### Your task
Your answer must be every line of the data that contains "here".

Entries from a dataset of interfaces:
--- START ---
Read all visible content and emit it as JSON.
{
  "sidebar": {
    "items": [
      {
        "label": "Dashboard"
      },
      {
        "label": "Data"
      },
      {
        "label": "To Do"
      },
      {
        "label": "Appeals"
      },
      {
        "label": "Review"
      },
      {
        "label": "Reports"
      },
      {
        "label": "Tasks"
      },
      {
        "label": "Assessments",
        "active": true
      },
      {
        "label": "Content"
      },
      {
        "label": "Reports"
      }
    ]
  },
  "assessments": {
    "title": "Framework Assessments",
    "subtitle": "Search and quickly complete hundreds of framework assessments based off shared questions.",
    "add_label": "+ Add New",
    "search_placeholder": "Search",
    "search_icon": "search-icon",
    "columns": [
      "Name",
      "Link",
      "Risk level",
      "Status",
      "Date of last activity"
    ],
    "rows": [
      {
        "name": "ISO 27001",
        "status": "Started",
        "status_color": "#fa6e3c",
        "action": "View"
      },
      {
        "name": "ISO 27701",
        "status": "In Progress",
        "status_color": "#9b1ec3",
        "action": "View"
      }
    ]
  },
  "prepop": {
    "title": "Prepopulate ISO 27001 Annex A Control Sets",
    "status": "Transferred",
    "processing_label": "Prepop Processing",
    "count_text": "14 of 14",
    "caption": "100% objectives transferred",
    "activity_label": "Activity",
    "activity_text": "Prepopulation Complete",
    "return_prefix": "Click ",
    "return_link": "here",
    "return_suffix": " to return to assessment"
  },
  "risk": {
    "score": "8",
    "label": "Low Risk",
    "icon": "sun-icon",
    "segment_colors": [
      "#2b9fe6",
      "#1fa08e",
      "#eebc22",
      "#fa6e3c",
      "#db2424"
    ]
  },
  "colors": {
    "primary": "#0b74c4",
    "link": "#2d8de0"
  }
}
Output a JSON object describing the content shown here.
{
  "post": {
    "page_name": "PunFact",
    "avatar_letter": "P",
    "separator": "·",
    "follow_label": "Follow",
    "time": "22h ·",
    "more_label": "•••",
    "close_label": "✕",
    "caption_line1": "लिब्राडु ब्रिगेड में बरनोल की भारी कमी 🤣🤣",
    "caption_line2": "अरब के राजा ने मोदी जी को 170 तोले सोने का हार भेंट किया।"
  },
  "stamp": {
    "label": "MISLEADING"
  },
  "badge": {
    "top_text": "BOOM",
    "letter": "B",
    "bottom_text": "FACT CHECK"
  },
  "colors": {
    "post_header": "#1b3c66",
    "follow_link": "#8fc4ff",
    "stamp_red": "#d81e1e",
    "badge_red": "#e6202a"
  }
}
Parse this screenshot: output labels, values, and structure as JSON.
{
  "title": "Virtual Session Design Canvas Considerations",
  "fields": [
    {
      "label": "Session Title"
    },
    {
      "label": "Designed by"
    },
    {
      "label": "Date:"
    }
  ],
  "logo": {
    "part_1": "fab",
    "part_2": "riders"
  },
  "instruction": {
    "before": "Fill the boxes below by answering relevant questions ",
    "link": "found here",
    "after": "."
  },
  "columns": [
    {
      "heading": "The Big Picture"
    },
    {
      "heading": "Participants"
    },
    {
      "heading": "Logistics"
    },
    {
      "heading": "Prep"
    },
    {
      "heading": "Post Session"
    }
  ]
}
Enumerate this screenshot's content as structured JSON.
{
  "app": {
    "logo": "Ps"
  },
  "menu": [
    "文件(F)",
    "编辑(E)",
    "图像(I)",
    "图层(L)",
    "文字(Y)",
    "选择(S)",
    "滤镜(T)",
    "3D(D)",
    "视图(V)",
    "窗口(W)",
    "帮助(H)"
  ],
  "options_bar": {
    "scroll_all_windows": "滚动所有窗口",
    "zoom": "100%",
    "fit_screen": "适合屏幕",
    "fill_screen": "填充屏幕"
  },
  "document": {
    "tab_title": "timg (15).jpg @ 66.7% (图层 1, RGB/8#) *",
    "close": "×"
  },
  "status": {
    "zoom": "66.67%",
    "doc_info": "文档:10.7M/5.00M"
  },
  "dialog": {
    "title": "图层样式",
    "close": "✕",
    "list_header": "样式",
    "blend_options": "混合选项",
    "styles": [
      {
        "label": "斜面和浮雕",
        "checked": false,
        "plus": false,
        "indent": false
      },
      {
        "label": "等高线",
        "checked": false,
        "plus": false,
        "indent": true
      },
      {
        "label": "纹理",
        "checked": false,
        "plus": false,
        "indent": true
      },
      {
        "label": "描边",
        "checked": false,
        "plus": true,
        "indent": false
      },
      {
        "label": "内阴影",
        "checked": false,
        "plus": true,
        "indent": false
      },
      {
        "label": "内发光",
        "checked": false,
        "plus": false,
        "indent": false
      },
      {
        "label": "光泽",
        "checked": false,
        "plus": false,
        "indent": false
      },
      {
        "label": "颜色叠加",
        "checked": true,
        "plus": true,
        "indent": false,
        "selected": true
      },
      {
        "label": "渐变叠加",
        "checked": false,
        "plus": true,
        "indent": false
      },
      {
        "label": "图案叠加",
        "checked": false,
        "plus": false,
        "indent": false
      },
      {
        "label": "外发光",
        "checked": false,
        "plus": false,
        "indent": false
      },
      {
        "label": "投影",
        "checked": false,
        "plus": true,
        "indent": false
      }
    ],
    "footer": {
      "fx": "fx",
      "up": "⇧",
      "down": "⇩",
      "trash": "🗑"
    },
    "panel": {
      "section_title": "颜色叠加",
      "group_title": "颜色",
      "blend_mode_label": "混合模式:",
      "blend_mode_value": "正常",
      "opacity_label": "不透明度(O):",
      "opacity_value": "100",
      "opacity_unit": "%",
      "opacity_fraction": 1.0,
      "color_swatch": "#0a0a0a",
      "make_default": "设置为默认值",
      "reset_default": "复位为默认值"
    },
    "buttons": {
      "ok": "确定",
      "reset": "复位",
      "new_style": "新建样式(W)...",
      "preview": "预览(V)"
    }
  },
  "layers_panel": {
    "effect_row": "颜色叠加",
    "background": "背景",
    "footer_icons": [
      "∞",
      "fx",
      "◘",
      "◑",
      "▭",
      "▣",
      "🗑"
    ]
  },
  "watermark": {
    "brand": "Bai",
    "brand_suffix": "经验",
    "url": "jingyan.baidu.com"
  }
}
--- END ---
### Task output
    "return_link": "here",
Output a JSON object describing the content shown here.
    "link": "found here",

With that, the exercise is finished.